Relations between Pakistan and India reached a crisis point in February after a suicide bombing in occupied Kashmir's Pulwama killed more than 40 Indian paramilitary police in Kashmir.
India had immediately hurled allegations of Pakistan's involvement, whereas Islamabad strongly rejected the claim and asked for "actionable evidence".
Subsequently on Feb 26, Indian warplanes violated Pakistani airspace and allegedly struck what New Delhi claimed was a Jaish-e-Mohammad (JeM) training camp — a claim never proved by India.

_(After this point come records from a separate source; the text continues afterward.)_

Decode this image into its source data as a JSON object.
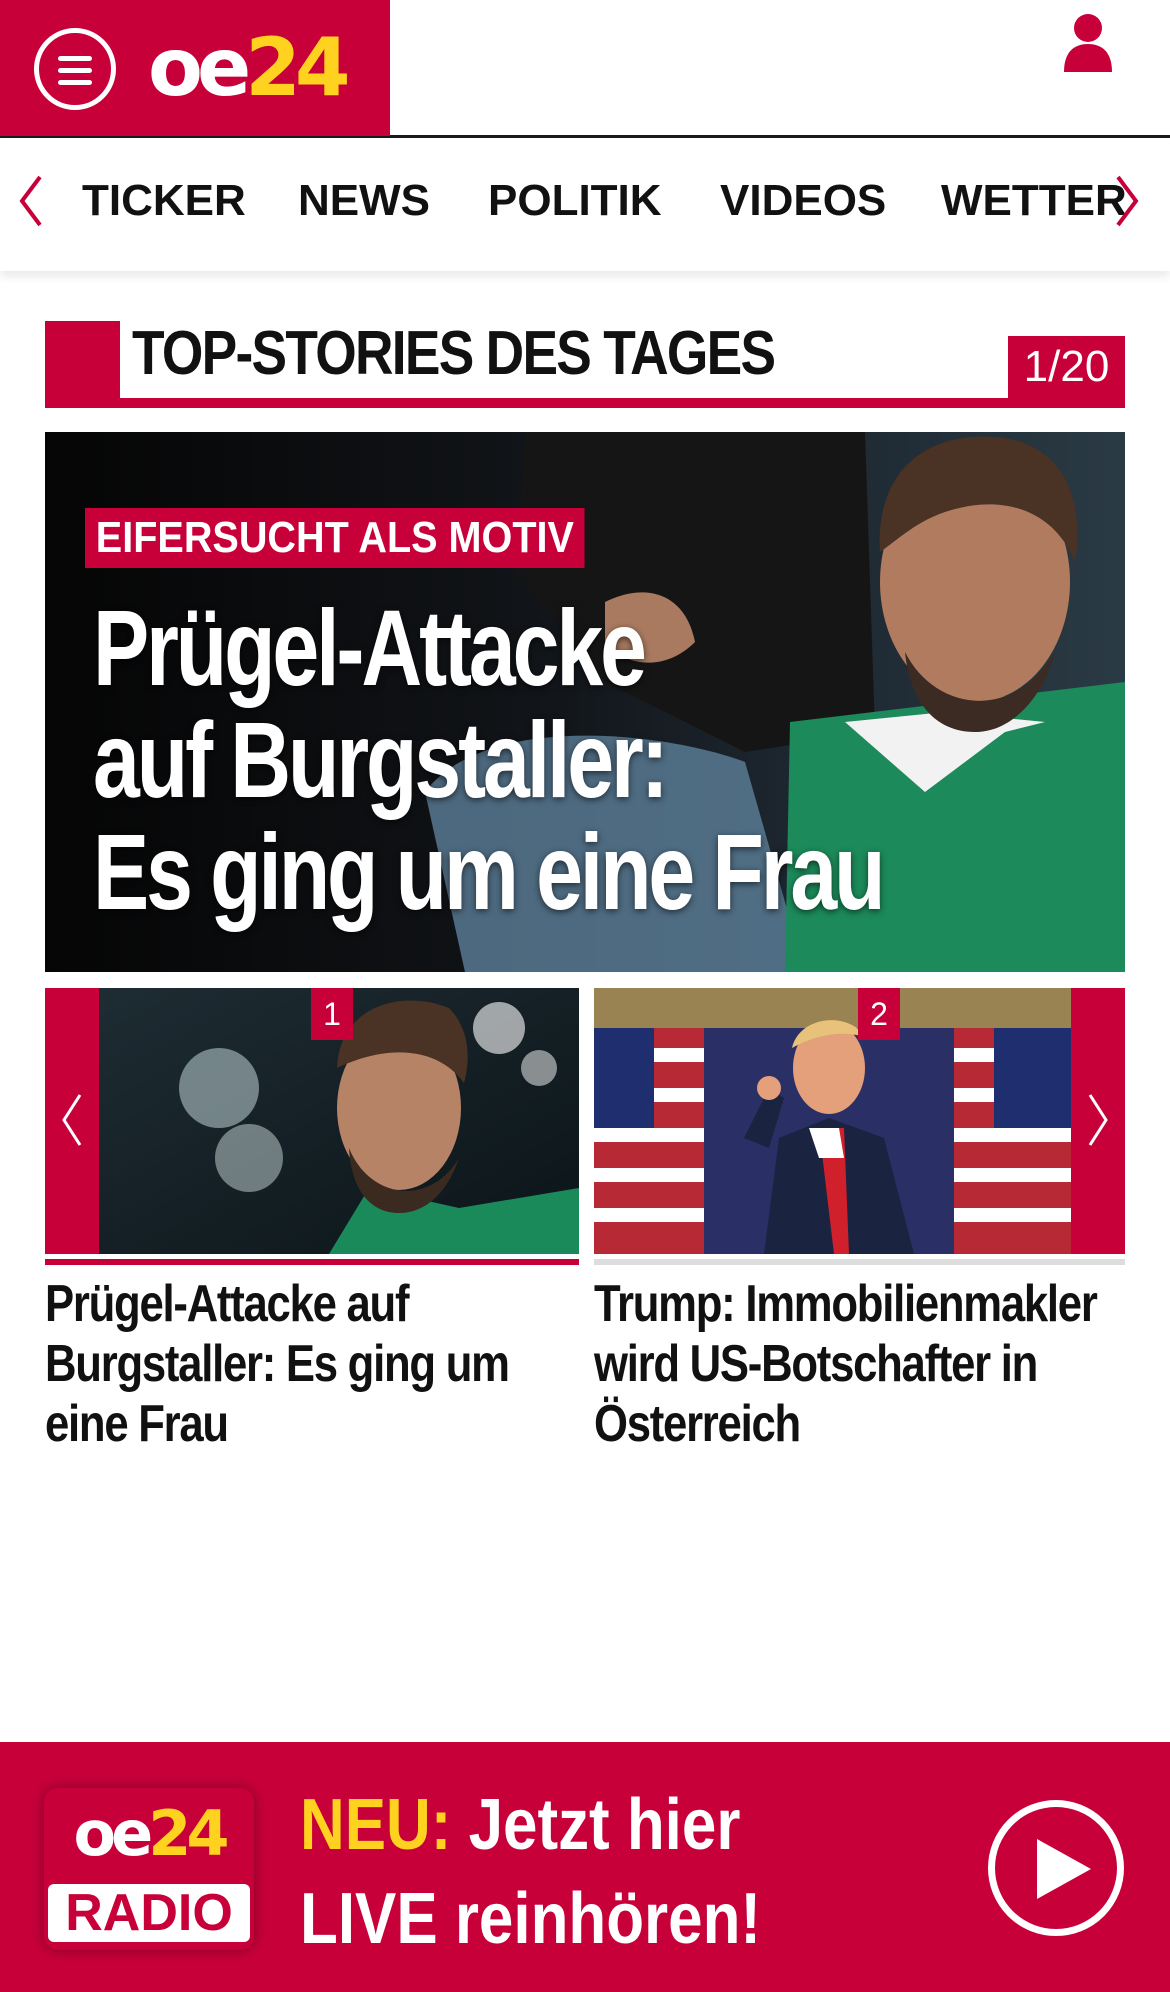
{
  "header": {
    "logo_main": "oe",
    "logo_number": "24",
    "menu_icon": "hamburger-menu-icon",
    "user_icon": "user-icon"
  },
  "nav": {
    "items": [
      {
        "label": "TICKER"
      },
      {
        "label": "NEWS"
      },
      {
        "label": "POLITIK"
      },
      {
        "label": "VIDEOS"
      },
      {
        "label": "WETTER"
      }
    ]
  },
  "section": {
    "title": "TOP-STORIES DES TAGES",
    "counter": "1/20"
  },
  "hero": {
    "kicker": "EIFERSUCHT ALS MOTIV",
    "title_lines": [
      "Prügel-Attacke",
      "auf Burgstaller:",
      "Es ging um eine Frau"
    ]
  },
  "carousel": {
    "cards": [
      {
        "badge": "1",
        "title_lines": [
          "Prügel-Attacke auf",
          "Burgstaller: Es ging um",
          "eine Frau"
        ]
      },
      {
        "badge": "2",
        "title_lines": [
          "Trump: Immobilienmakler",
          "wird US-Botschafter in",
          "Österreich"
        ]
      }
    ]
  },
  "radio": {
    "logo_main": "oe",
    "logo_number": "24",
    "logo_label": "RADIO",
    "highlight": "NEU:",
    "line1": "Jetzt hier",
    "line2": "LIVE reinhören!"
  },
  "colors": {
    "brand_red": "#c8003a",
    "logo_yellow": "#ffd21f"
  }
}
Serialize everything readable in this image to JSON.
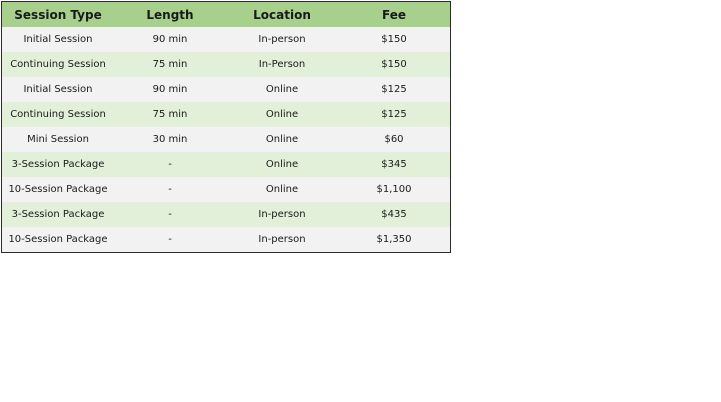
{
  "table": {
    "headers": [
      "Session Type",
      "Length",
      "Location",
      "Fee"
    ],
    "rows": [
      [
        "Initial Session",
        "90 min",
        "In-person",
        "$150"
      ],
      [
        "Continuing Session",
        "75 min",
        "In-Person",
        "$150"
      ],
      [
        "Initial Session",
        "90 min",
        "Online",
        "$125"
      ],
      [
        "Continuing Session",
        "75 min",
        "Online",
        "$125"
      ],
      [
        "Mini Session",
        "30 min",
        "Online",
        "$60"
      ],
      [
        "3-Session Package",
        "-",
        "Online",
        "$345"
      ],
      [
        "10-Session Package",
        "-",
        "Online",
        "$1,100"
      ],
      [
        "3-Session Package",
        "-",
        "In-person",
        "$435"
      ],
      [
        "10-Session Package",
        "-",
        "In-person",
        "$1,350"
      ]
    ]
  },
  "colors": {
    "header_bg": "#a8d08d",
    "row_light": "#f2f2f2",
    "row_green": "#e2efd9",
    "border": "#2b2b2b"
  }
}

The next day, Pakistani jets fired at various targets from across the Line of Control. As the Indian Air Force engaged the Pakistani jets, the PAF shot down two Indian warplanes ─ one of which crashed in Azad Jammu and Kashmir ─ and captured an Indian pilot, Wing Commander Abhinandan. The pilot was released on March 1 as a gesture of peace by the Pakistani government.
Pollsters say Modi and the BJP's re-election bid got a boost from a wave of patriotism after the suicide bomb attack and the Indian government's response.

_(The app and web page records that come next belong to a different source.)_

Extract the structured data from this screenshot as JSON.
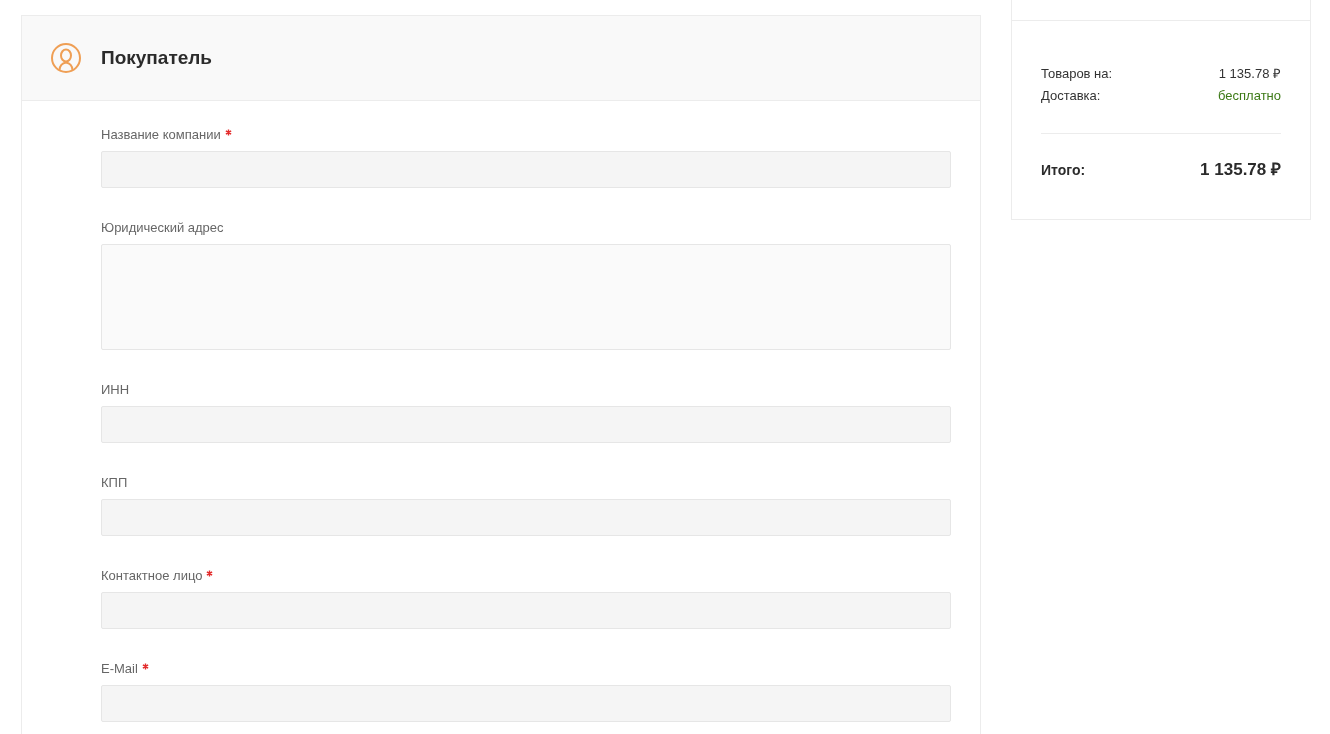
{
  "buyer_section": {
    "title": "Покупатель",
    "fields": [
      {
        "label": "Название компании",
        "required": true,
        "kind": "input"
      },
      {
        "label": "Юридический адрес",
        "required": false,
        "kind": "textarea"
      },
      {
        "label": "ИНН",
        "required": false,
        "kind": "input"
      },
      {
        "label": "КПП",
        "required": false,
        "kind": "input"
      },
      {
        "label": "Контактное лицо",
        "required": true,
        "kind": "input"
      },
      {
        "label": "E-Mail",
        "required": true,
        "kind": "input"
      }
    ]
  },
  "summary": {
    "rows": [
      {
        "label": "Товаров на:",
        "value": "1 135.78 ₽",
        "kind": "amount"
      },
      {
        "label": "Доставка:",
        "value": "бесплатно",
        "kind": "free"
      }
    ],
    "total": {
      "label": "Итого:",
      "value": "1 135.78 ₽"
    }
  }
}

The prime minister said there was still the possibility if the polls turn against Modi in the next few weeks that India could take some further military action against Pakistan.

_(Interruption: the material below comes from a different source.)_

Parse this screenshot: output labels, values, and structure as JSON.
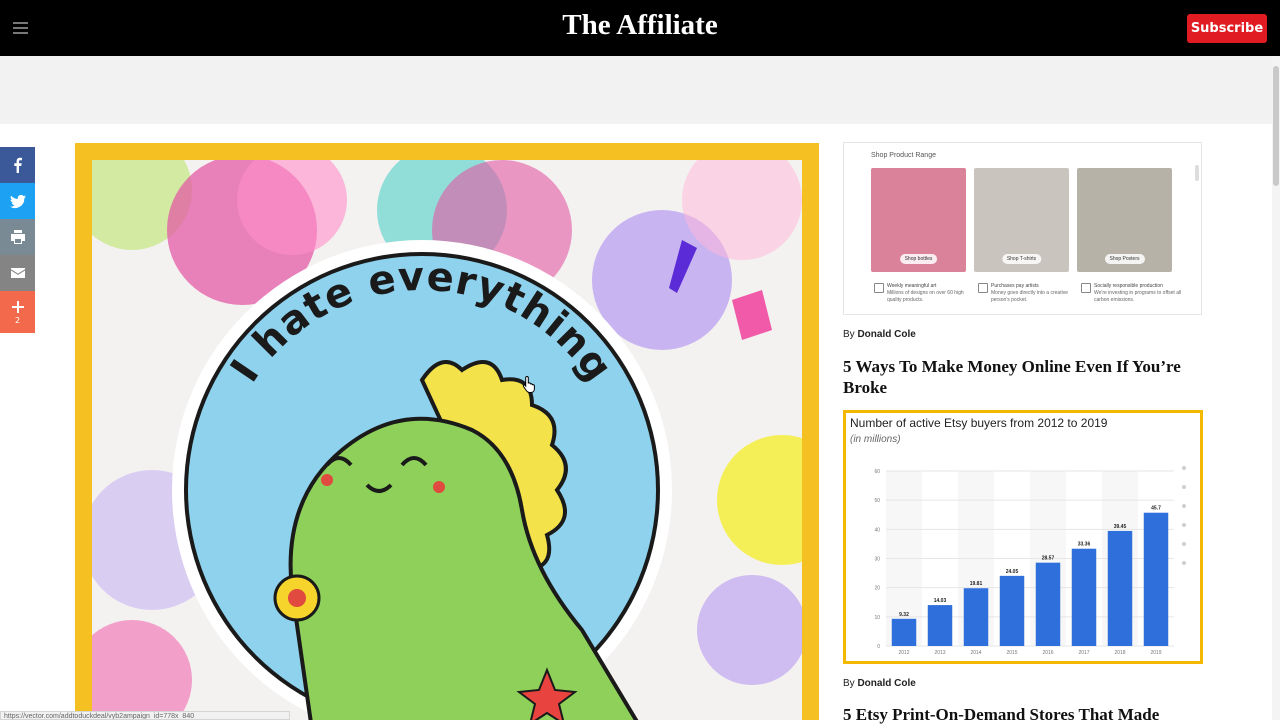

The rolling election is held in phases and does not finish until May 19. The result is not due until May 23.
Foreign Minister Shah Mahmood Qureshi had warned on Sunday that Islamabad had “reliable intelligence” that India was planning more military action against Pakistan this month. India described the claim as irresponsible.
Prime Minster Khan said that it was vital for Pakistan to have peace with its neighbours, Afghanistan, India and Iran, if it was to have the kind of economy needed to pull 100 million people out of poverty.